Working Papers

Bring Together What Belongs Together. The Case of Divided Cities in Europe

Do spatial concentrations of economic activities have deep historical roots in Europe? This paper explores a unique quasi-natural experiment of opening borders within cities that were historically a single urban entity and were divided due to border shifts following major historical conflicts. After inter-city borders were opened, I find that local economic activities, measured by remotely sensed nightlight, became more concentrated close to the pre-division city centers. This raises an important question, what type of border opening is more important in spurring agglomeration, the free movement of goods or of people? When looking into potential mechanisms behind the impact, using national business register databases, I find that proximity to former historical centers is more prominent, particularly after allowance of the free movement of people as a part of the Schengen agreement in 2008, whereas gaining broader market access following the 2004 EU enlargement is less important. I account for two main channels. First, I show that firms in the consumption sectors are more exposed to the free movement of people and are more likely to start operating closer to historical city centers than are firms in the production sectors, which are less affected by local market potentials. Second, I show that cities in which cultural and language differences are not barriers to cross-border cooperation are more influenced by the free movement of people than cities where these barriers still exist. Hence, spatial agglomerations near pre-division city centers are more apparent in almost borderless cities.

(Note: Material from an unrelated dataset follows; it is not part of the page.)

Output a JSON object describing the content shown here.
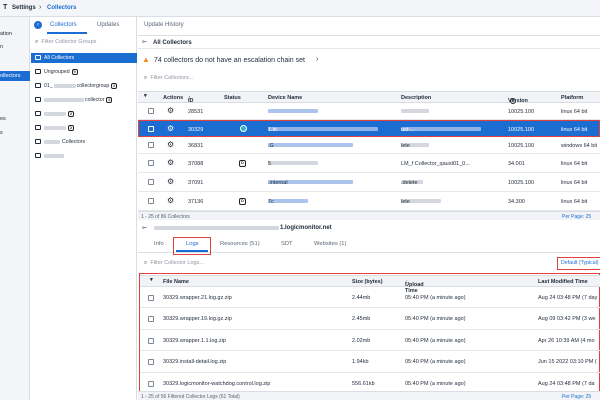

Checkmate! Losing with Borders, Winning with Centers. The Case of European Integration

This paper studies two major stages of European integration, the expansion of the European Union (EU) in 2004 and the Schengen Area in 2008, and their impacts on economic performance in subregions of Central and Eastern European (CEE) countries. Using European regional data at the NUTS3 level and disaggregated synthetic control method, I construct counterfactuals for sub-regions of CEE countries. This approach allows me to assess regional treatment effects (RTEs) and to study the heterogeneous effects of European integration. I find that the benefits of EU and Schengen memberships to annual GDP per capita are approximately 10% less in border regions, relative to interior areas. The results expose regional economic disparities, as border regions lose relative to interior regions since European integration. Furthermore, integration facilitators in border regions such as fewer geographical barriers, more service employment, and positive attitudes toward the EU did not reduce economic disparities. The results show that the gap persists, regardless of some complementarities. Thus, the main implication of this paper is that sub-regions of CEE countries are far from being fully converged, and that European integration instead seems to have spurred sub-regional divergence.

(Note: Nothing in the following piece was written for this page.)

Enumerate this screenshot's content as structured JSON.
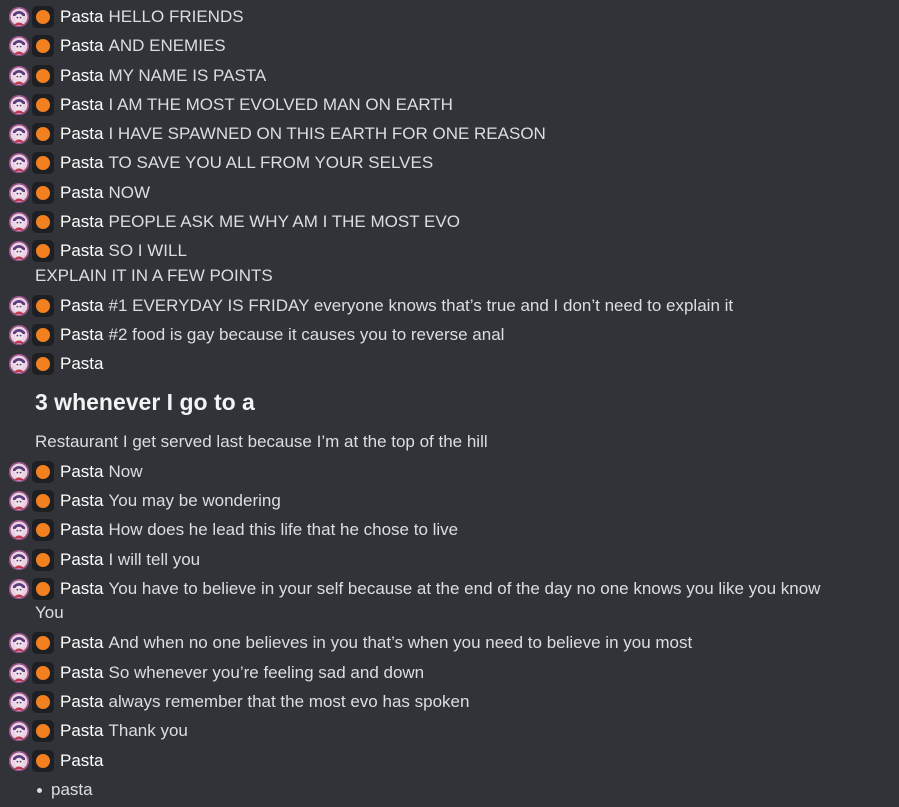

Europe, we have a problem! The Economic Cost of Border Controls during COVID-19

It has been almost a quarter-century since the Schengen Area was founded in 1995. Since then, there have been no such tight restrictions on internal borders as during the COVID-19 pandemic in Europe. Since a pandemic is a present- time shock, evaluating the socioeconomic impact is limited. To overcome this challenge, I use an unconventional data source, NASA’s Black Marble Nighttime Lights (NTL) products, to measure the potential economic cost of controlling European borders. I have constructed a novel geo-coded NTL dataset spanning the pre-and post-periods of introducing border controls in European municipalities. This study demonstrates that remotely sensed monthly NTL intensity decreased in border regions after the imposing of border controls compared to the interior areas. I found that border restrictions had heterogeneous effects. The decline in NTL radiance in border municipalities compared to interiors is approximately 4% larger in New Member States (East) than in Old Member States (West). Moreover, using a cross-border (CB) cooperation survey which was conducted in 2020, I introduce municipality-type subgroups which explain the main channels of severe decline in NTL in border regions after imposing border controls. I expect that if residents oftentimes travel abroad, commute to neighboring border regions, reside in large cities, and are skilled workers, such border regions lose the most from COVID-19-induced border restrictions. Moreover, for respondents who commute to foreign cross-border regions because of leisure or work, or shopping, the decline in NTL should be major in the cross-border regions where they would commute under “normal” situations.